Chinese spying allegations increase pressure on national security community to claim scalps
26th Nov 2019
For all its failings over the last couple of decades, the Australian Parliament can at least claim the distinction, dubious or not, to be among the Western world’s powerhouses for the production of new national security laws.
Preventative detention, travel bans, metadata, and secrecy orders over court cases — all slid seamlessly off the legislative assembly line, delivered out to the spies and police who asked for them.
No wonder then that one of several influential politicians who helped champion the powers and manoeuvred them towards passage recently admitted to some tetchiness that there’s not a lot to show for it.
“We want a scalp,” the senior figure was heard to bemoan over the past month.
Even allowing for the fact that the work of intelligence and counter-terrorism agencies is necessarily done in secrecy, recent events suggest that Canberra’s national security community is now well aware of the anxiety — and is hankering for a few “scalps” of its own.
Revelations that the Chinese Communist Party may have plotted to install an agent in Australia’s Parliament have starkly brought into focus the highly charged atmosphere and pressure now facing the country’s intelligence and law enforcement agencies.
Since 2017 the Home Affairs Department has brought together the Australian Federal Police, Australian Security Intelligence Organisation (ASIO) and the Australian Border Force, with the aim of better coordinating national security work.
Across the super-charged mega-department there’s a renewed sense of muscularity among its various agencies for going after would-be foreign meddlers targeting Australia’s sovereignty.
Duncan Lewis, the recently retired ASIO director-general, gave an early glimpse of this new-found resolve when he revealed the domestic spy agency was battling “unprecedented levels” of foreign interference.
His successor Mike Burgess, the former head of the Australian Signals Directorate, is tipped to be even more forward leaning and candid with public statements in his role as the country’s new spy chief.
Already the ASIO boss, who is also the first director-general of security to boast his own official Twitter account, has taken the historic step of issuing a press release to confirm his intelligence organisation is taking “seriously” the latest allegations of Beijing’s nefarious activities.
Similarly the new Australian Federal Police Commissioner Reece Kershaw is widely expected to revamp the expertise in his organisation, allowing officers to better replicate some of the counter-espionage work of their US colleagues at the FBI.

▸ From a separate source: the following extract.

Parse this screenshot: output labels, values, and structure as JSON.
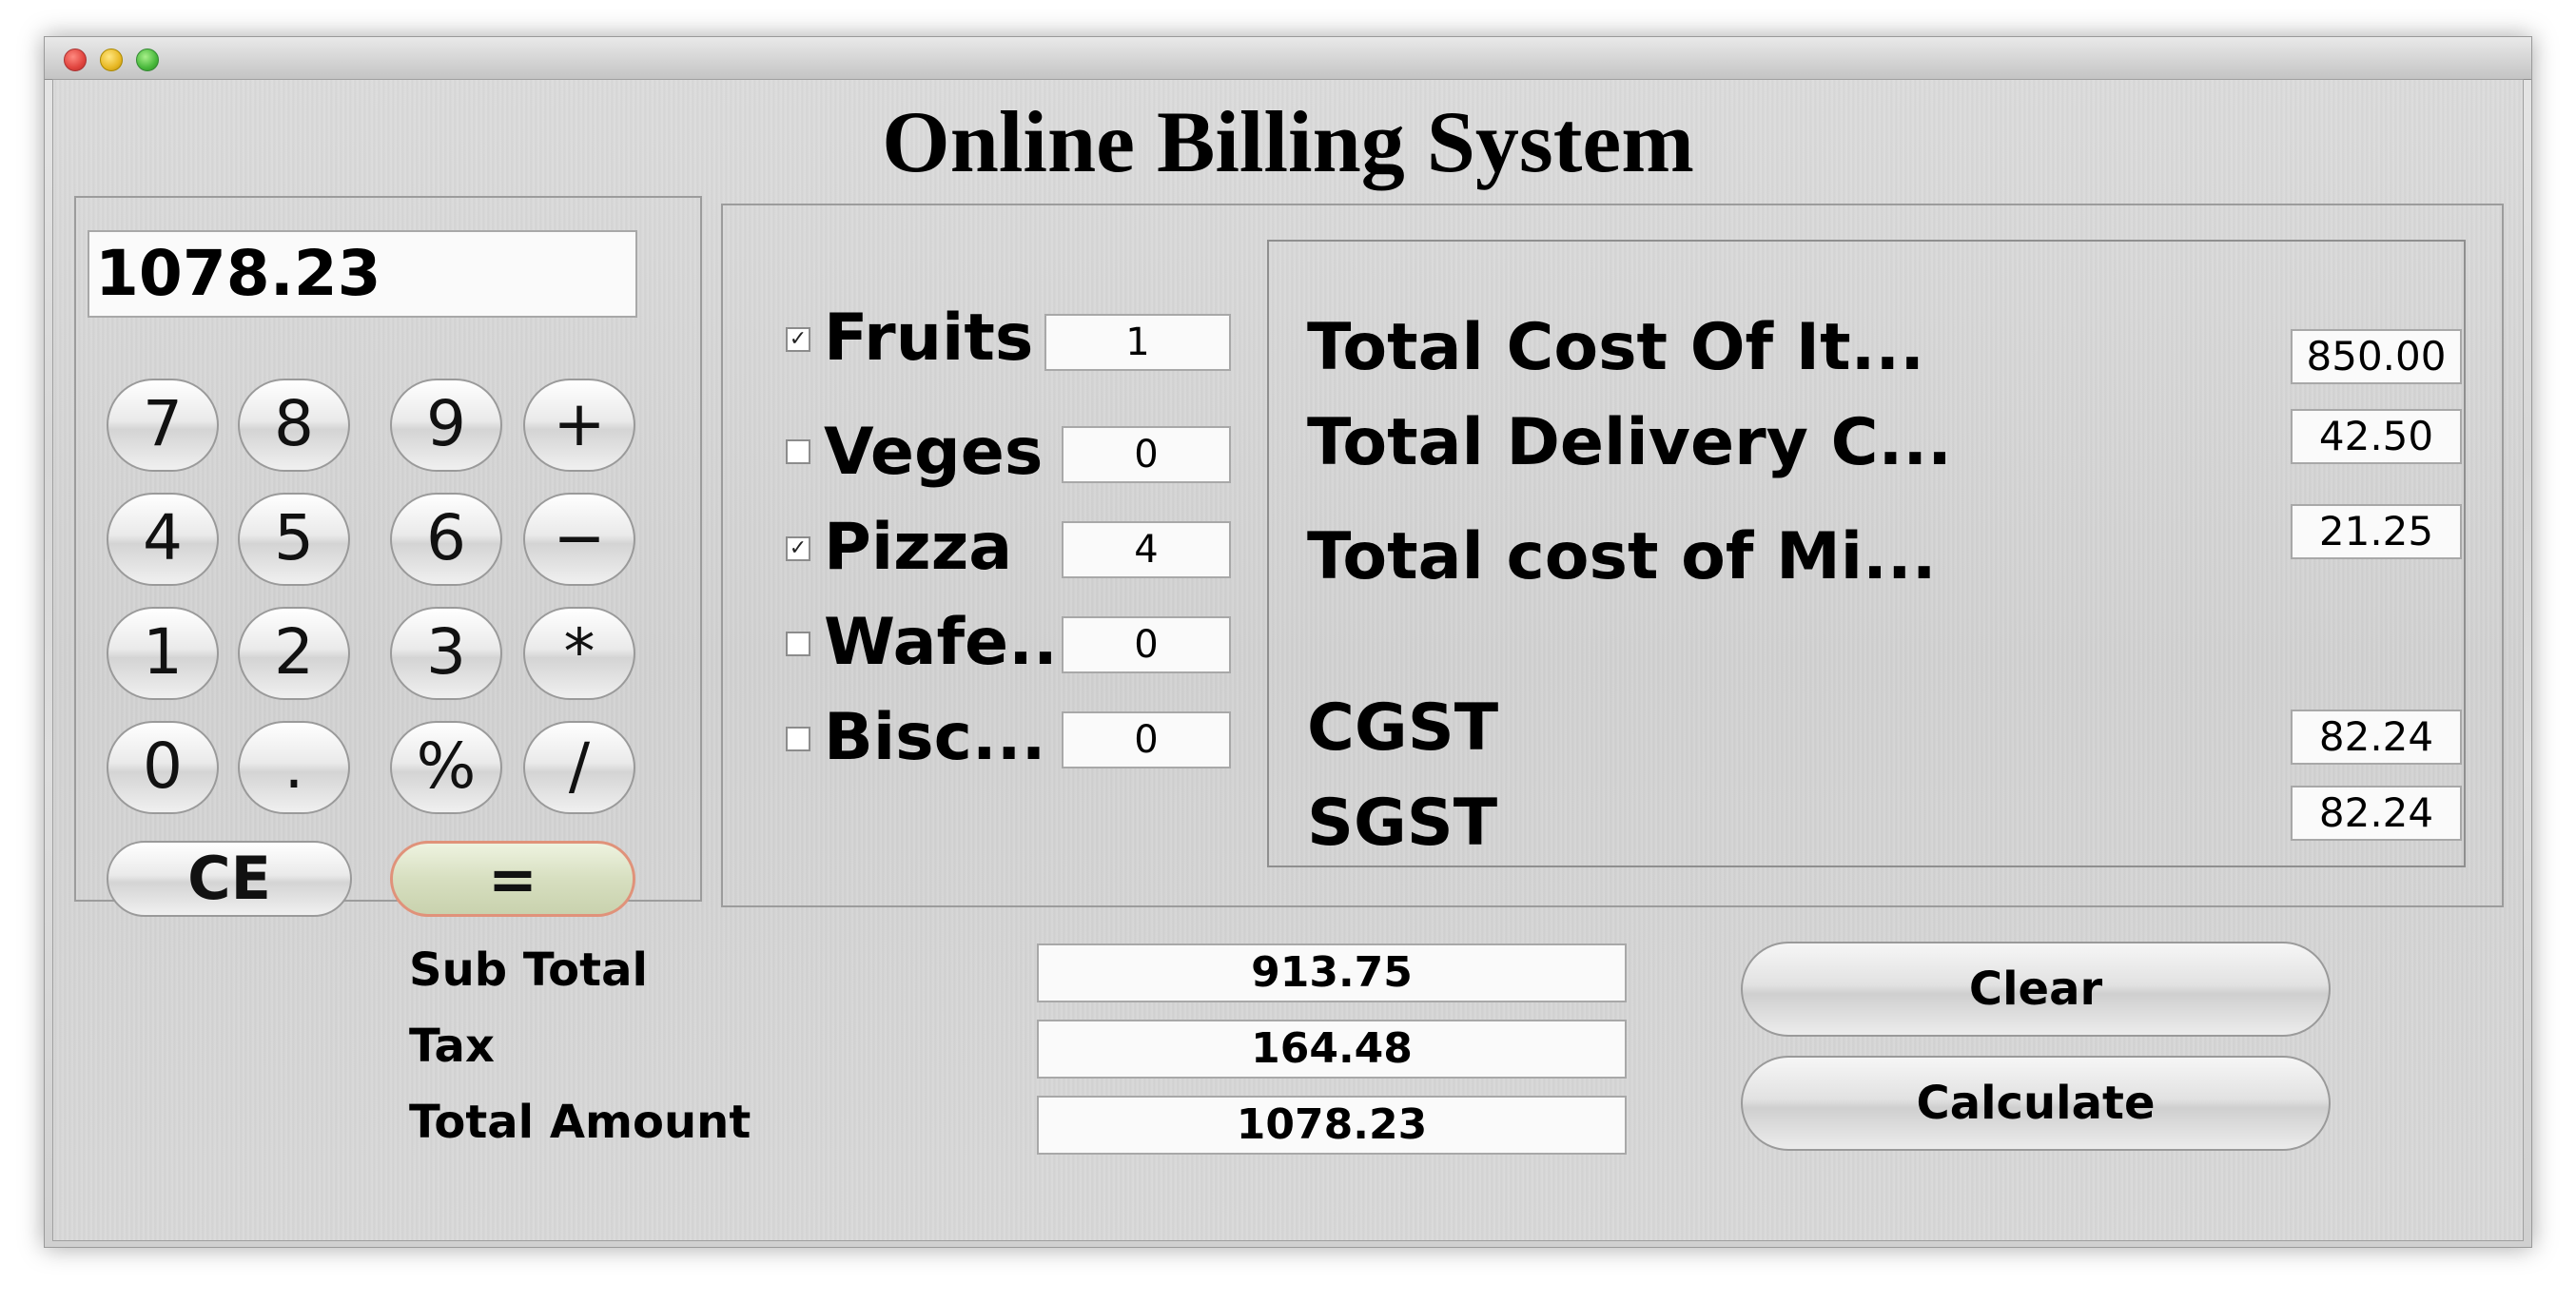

Senior AFP figures say it’s unfair to blame them for a “lack of scalps” so far, pointing to a drastic lack of funding, reductions in staff and age-old problems with information sharing between agencies.
“Ultimately I think the next thing we’re going to be looking at is a prosecution,” predicts leading China analyst Alex Joske, from the Australian Strategic Policy Institute.
“Foreign interference laws have been introduced, we have transparency schemes for people acting on behalf of foreign governments to register themselves on, but to date there haven’t been prosecutions of people carrying out foreign interference in Australia.
“Yet every day we’re getting more evidence that it is happening.”
When Prime Minister Scott Morrison was asked on Monday why authorities had not yet made a single arrest on foreign interference, he pointed to the case of Chinese businessman Huang Xiangmo who was this year effectively barred from re-entering Australia.
Mr Morrison also claimed that when he spoke to other world leaders they yearned for “the integration that we have between our agencies” and “the legal frameworks” that have controversially passed Federal Parliament in recent years.
The Prime Minister also stressed his Government was always prepared to give security agencies any further powers or resources they needed to do their job.
For those close to Australia’s foreign interference frontline, it’s abundantly clear their job now firmly involves “delivering scalps”.